RECORDS PROVIDED:
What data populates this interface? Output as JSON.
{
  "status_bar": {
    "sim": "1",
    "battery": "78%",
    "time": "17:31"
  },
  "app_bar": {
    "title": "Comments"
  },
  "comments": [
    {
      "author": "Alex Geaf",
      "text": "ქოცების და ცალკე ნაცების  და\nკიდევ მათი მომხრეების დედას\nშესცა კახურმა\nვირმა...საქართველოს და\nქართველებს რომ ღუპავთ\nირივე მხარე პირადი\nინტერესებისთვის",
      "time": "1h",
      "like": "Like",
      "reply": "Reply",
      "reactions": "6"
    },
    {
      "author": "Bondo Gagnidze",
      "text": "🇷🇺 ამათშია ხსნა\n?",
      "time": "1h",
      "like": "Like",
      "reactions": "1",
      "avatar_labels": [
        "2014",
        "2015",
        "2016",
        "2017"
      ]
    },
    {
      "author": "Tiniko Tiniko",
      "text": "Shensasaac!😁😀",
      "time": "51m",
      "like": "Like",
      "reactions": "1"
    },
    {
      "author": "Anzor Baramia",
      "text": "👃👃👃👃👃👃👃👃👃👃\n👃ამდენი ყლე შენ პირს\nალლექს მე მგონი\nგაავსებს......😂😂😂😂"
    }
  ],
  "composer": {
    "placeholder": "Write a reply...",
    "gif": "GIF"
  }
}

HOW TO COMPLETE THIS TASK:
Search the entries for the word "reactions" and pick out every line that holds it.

FINAL ANSWER:
      "reactions": "6"
      "reactions": "1",
      "reactions": "1"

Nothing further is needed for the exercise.